# EXERCISE DETAILS:
Your answer must be an exact copy of the entries, containing no images.

# DATA SECTION:
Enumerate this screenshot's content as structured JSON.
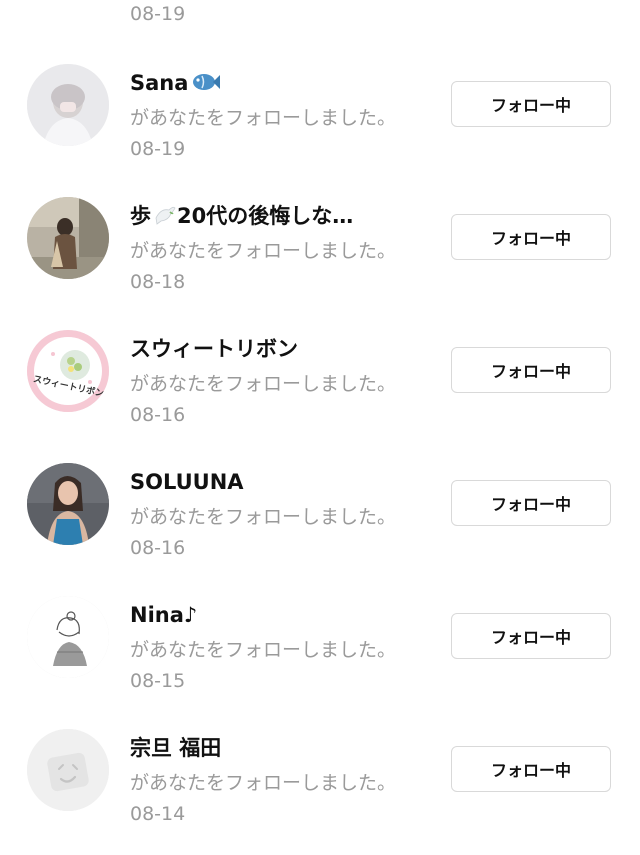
{
  "partial_top": {
    "date": "08-19"
  },
  "notifications": [
    {
      "name": "Sana",
      "emoji_icon": "fish-icon",
      "message": "があなたをフォローしました。",
      "date": "08-19",
      "button_label": "フォロー中"
    },
    {
      "name": "歩",
      "name_rest": "20代の後悔しな…",
      "emoji_icon": "dove-icon",
      "message": "があなたをフォローしました。",
      "date": "08-18",
      "button_label": "フォロー中"
    },
    {
      "name": "スウィートリボン",
      "avatar_text": "スウィートリボン",
      "message": "があなたをフォローしました。",
      "date": "08-16",
      "button_label": "フォロー中"
    },
    {
      "name": "SOLUUNA",
      "message": "があなたをフォローしました。",
      "date": "08-16",
      "button_label": "フォロー中"
    },
    {
      "name": "Nina♪",
      "message": "があなたをフォローしました。",
      "date": "08-15",
      "button_label": "フォロー中"
    },
    {
      "name": "宗旦 福田",
      "message": "があなたをフォローしました。",
      "date": "08-14",
      "button_label": "フォロー中"
    }
  ],
  "colors": {
    "secondary_text": "#9a9a9a",
    "button_border": "#d9d9d9",
    "primary_text": "#111111"
  }
}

# FINISHED EXERCISE:
Enumerate this screenshot's content as structured JSON.
{
  "partial_top": {
    "date": "08-19"
  },
  "notifications": [
    {
      "name": "Sana",
      "emoji_icon": "fish-icon",
      "message": "があなたをフォローしました。",
      "date": "08-19",
      "button_label": "フォロー中"
    },
    {
      "name": "歩",
      "name_rest": "20代の後悔しな…",
      "emoji_icon": "dove-icon",
      "message": "があなたをフォローしました。",
      "date": "08-18",
      "button_label": "フォロー中"
    },
    {
      "name": "スウィートリボン",
      "avatar_text": "スウィートリボン",
      "message": "があなたをフォローしました。",
      "date": "08-16",
      "button_label": "フォロー中"
    },
    {
      "name": "SOLUUNA",
      "message": "があなたをフォローしました。",
      "date": "08-16",
      "button_label": "フォロー中"
    },
    {
      "name": "Nina♪",
      "message": "があなたをフォローしました。",
      "date": "08-15",
      "button_label": "フォロー中"
    },
    {
      "name": "宗旦 福田",
      "message": "があなたをフォローしました。",
      "date": "08-14",
      "button_label": "フォロー中"
    }
  ],
  "colors": {
    "secondary_text": "#9a9a9a",
    "button_border": "#d9d9d9",
    "primary_text": "#111111"
  }
}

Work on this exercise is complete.